One of Robert Silverberg’s most famous 70s novels…
Barry N. Malzberg’s first published novel (more speculative fiction than SF)…
Lloyd Biggle, Jr.’s best known novel…
And Roger Zelazny’s first published collection of SF shorts…
And some great covers!
1. The Book of Skulls, Robert Silverberg (1971)
(Dean Ellis’ cover for the 1971 edition)
From the back cover of a later edition: “Somewhere in the Southwestern desert, in a place called The House of Skulls, an ancient brotherhood guards a mystic rite. It is written that he who comes there with a pure heart will receive the gift of eternal life. Four college students, only half believing, each bearing a dark secret, join together to make the pilgrimage. Eli, the intellectual. Ned, the poet. Oliver, the Midwestern athlete. Timothy, the pampered rich kid. But immortality has a terrible price. Two of them will live forever only if the remaining two die—one must give his life willingly… the other must be sacrificed.”
2. Monument, Lloyd Biggle, Jr. (1974)
(Gary Friedman’s cover for the 1974 edition)
From the back cover of a later edition: “LOST EDEN. It was a world of dazzling beauty, where pleasure was man’s most precious birthright. In this lost colony the inhabitants had forgotten the very existence of Earth. Only one man remembered. He foresaw the awesome consequences if this paradise were ever rediscovered. MONUMENT.”
3. Four for Tomorrow, Roger Zelazny (1967)
(Jack Gaughan’s cover for the 1967 edition)
From the inside flap of a later edition: “THE STRANGEST MANHUNT IN INTERSTELLAR HISTORY: when the three mutated men known as The Furies searched across the galaxy for Victor Corgo, captain of the Wallaby, ex-hero of Interstel, now traitor to mankind.
THE PART THAT LASTED FOREVER: where the ultra-rich members of “The Set” reveled for a night, then slept for years, then partied again, and slept again… and all the while they traveled into a more and more alien future in which they were increasingly lost.
THE LEVIATHAN OF VENUS: which had destroyed every Earth expedition sent to capture it… but still one man had to risk his life in a final desperate attempt.
THE LAST OF THE ANCIENT MARTIANS: who was an awesomely lovely girl with a mission she could not fulfill… and a secret for the future…

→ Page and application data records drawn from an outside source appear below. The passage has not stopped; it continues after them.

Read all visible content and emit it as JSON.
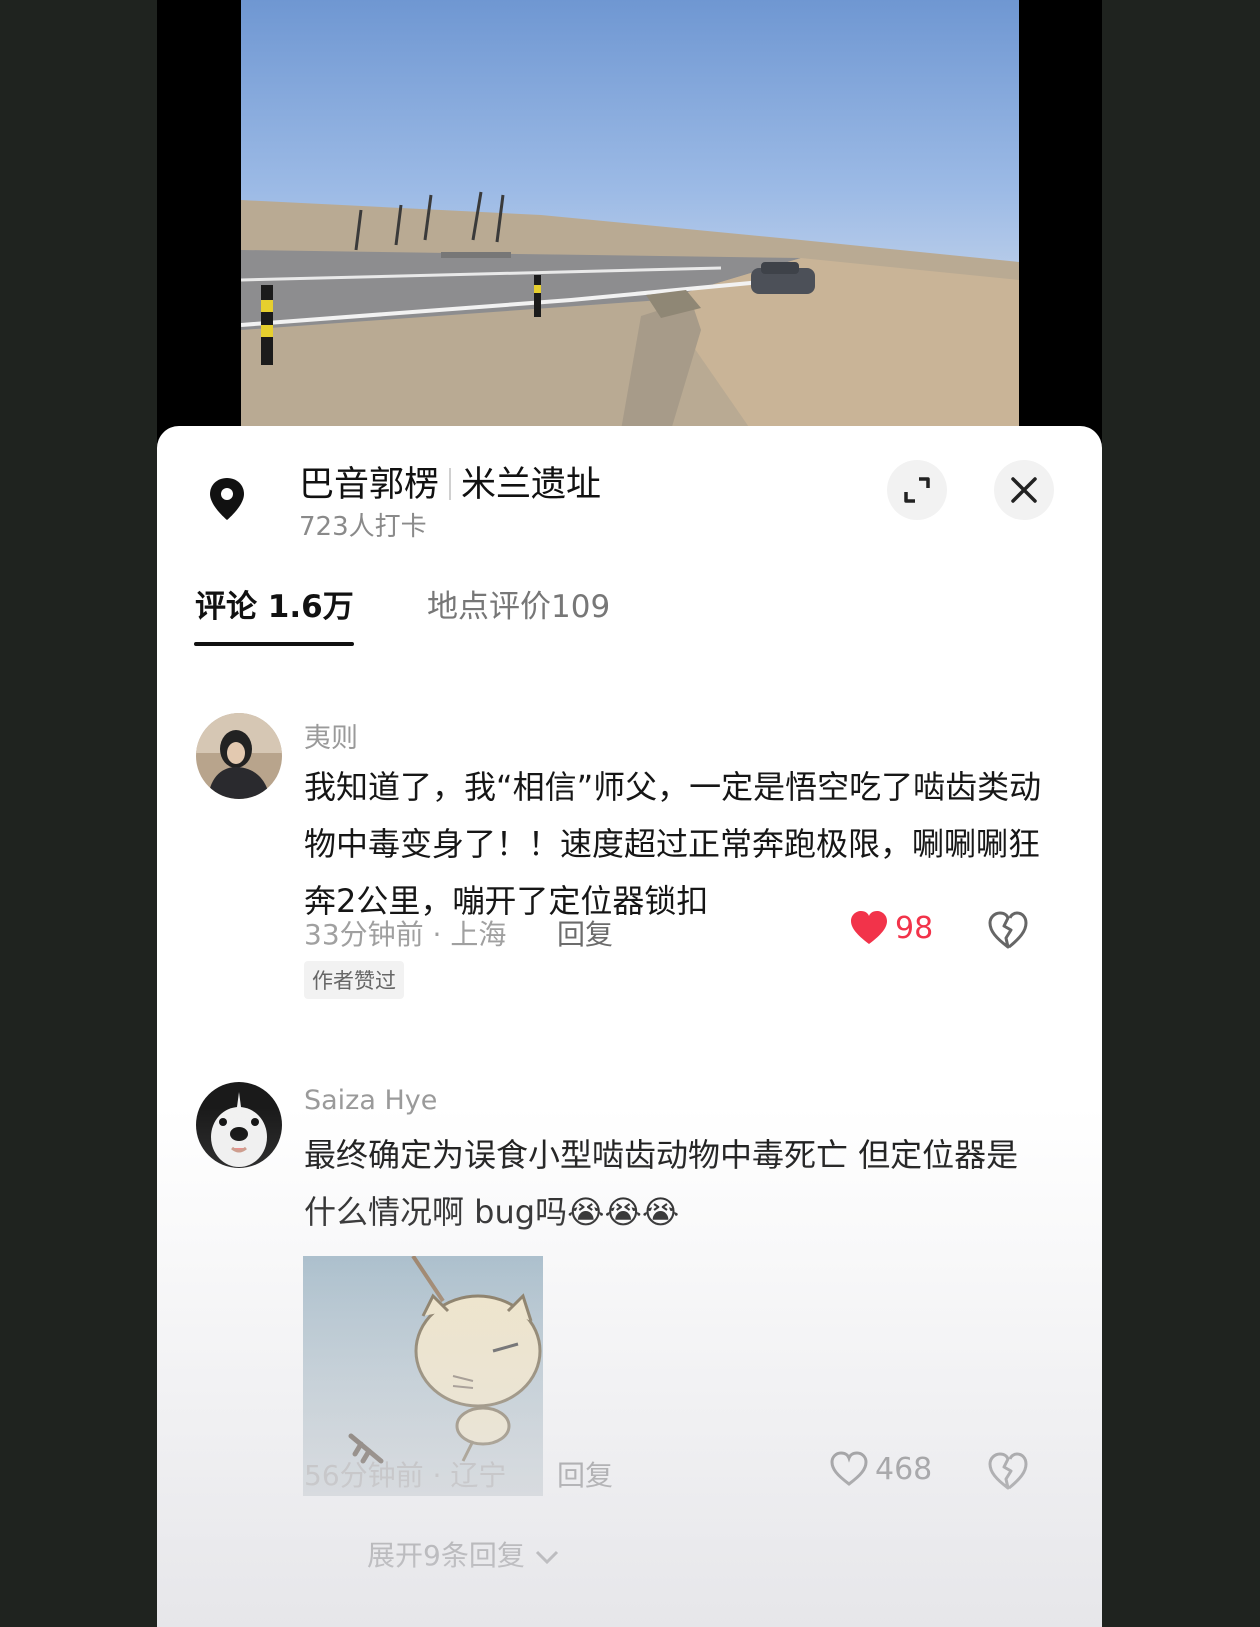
{
  "video": {
    "search_icon": "search-icon"
  },
  "location": {
    "region": "巴音郭楞",
    "place": "米兰遗址",
    "checkins": "723人打卡",
    "icon": "location-pin-icon"
  },
  "tabs": [
    {
      "label": "评论 1.6万",
      "active": true
    },
    {
      "label": "地点评价109",
      "active": false
    }
  ],
  "comments": [
    {
      "author": "夷则",
      "text": "我知道了，我“相信”师父，一定是悟空吃了啮齿类动物中毒变身了！！速度超过正常奔跑极限，唰唰唰狂奔2公里，嘣开了定位器锁扣",
      "meta": "33分钟前 · 上海",
      "reply_label": "回复",
      "likes": "98",
      "liked": true,
      "badge": "作者赞过"
    },
    {
      "author": "Saiza Hye",
      "text": "最终确定为误食小型啮齿动物中毒死亡 但定位器是什么情况啊 bug吗😭😭😭",
      "meta": "56分钟前 · 辽宁",
      "reply_label": "回复",
      "likes": "468",
      "liked": false,
      "expand_replies": "展开9条回复"
    }
  ],
  "colors": {
    "like_active": "#f2334a",
    "text": "#161616",
    "muted": "#9a9a9a"
  }
}
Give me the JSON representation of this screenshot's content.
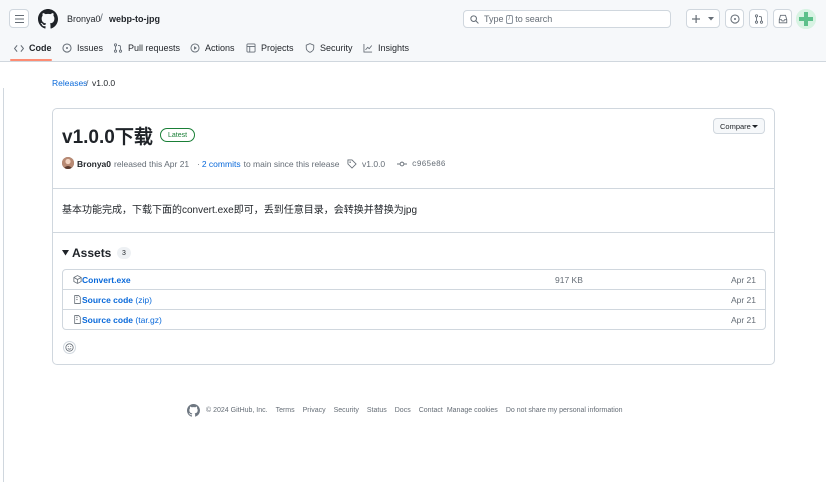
{
  "header": {
    "owner": "Bronya0",
    "separator": "/",
    "repo": "webp-to-jpg",
    "search": {
      "prefix": "Type",
      "key": "/",
      "suffix": "to search"
    }
  },
  "nav": {
    "tabs": [
      {
        "label": "Code",
        "icon": "code-icon",
        "active": true
      },
      {
        "label": "Issues",
        "icon": "issue-opened-icon"
      },
      {
        "label": "Pull requests",
        "icon": "git-pull-request-icon"
      },
      {
        "label": "Actions",
        "icon": "play-icon"
      },
      {
        "label": "Projects",
        "icon": "table-icon"
      },
      {
        "label": "Security",
        "icon": "shield-icon"
      },
      {
        "label": "Insights",
        "icon": "graph-icon"
      }
    ]
  },
  "breadcrumb": {
    "link": "Releases",
    "separator": "/",
    "current": "v1.0.0"
  },
  "release": {
    "title": "v1.0.0下载",
    "badge": "Latest",
    "compare_label": "Compare",
    "author": "Bronya0",
    "released_text": "released this Apr 21",
    "commits_prefix": "·",
    "commits_link": "2 commits",
    "commits_suffix": "to main since this release",
    "tag": "v1.0.0",
    "commit_sha": "c965e86",
    "description": "基本功能完成，下载下面的convert.exe即可，丢到任意目录，会转换并替换为jpg"
  },
  "assets": {
    "title": "Assets",
    "count": "3",
    "items": [
      {
        "name": "Convert.exe",
        "sub": "",
        "size": "917 KB",
        "date": "Apr 21",
        "icon": "package-icon"
      },
      {
        "name": "Source code",
        "sub": "(zip)",
        "size": "",
        "date": "Apr 21",
        "icon": "file-zip-icon"
      },
      {
        "name": "Source code",
        "sub": "(tar.gz)",
        "size": "",
        "date": "Apr 21",
        "icon": "file-zip-icon"
      }
    ]
  },
  "footer": {
    "copyright": "© 2024 GitHub, Inc.",
    "links": [
      "Terms",
      "Privacy",
      "Security",
      "Status",
      "Docs",
      "Contact",
      "Manage cookies",
      "Do not share my personal information"
    ]
  },
  "colors": {
    "link": "#0969da",
    "accent_underline": "#fd8c73",
    "latest_green": "#1a7f37",
    "border": "#d0d7de"
  }
}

Here are four great stories of wonder and adventure, beauty and danger in the stars, by today’s most exciting writer of science fiction.”
4. Screen, Barry N. Malzberg (1968) (MY REVIEW)
(Uncredited cover for the 1970 edition)
From the inside flap: “…Malzberg’s hero possesses the interesting ability to pass through the motion picture screen and enter, sexually and explicitly, the lives of the various actresses depicted thereupon. Including Sophia, Brigitte, Sabrina, Liz and Doris…” (San Francisco Chronicle & Examiner)
This is indeed an apt definition of Malzberg’s theme as treated in Screen, but it only gives a faint idea of the rare beauties contained in the singular novel. So singular that the publisher decided to gamble his reputation on Barry Malzberg’s name, and to bring out the young author’s first two novels at the same time.”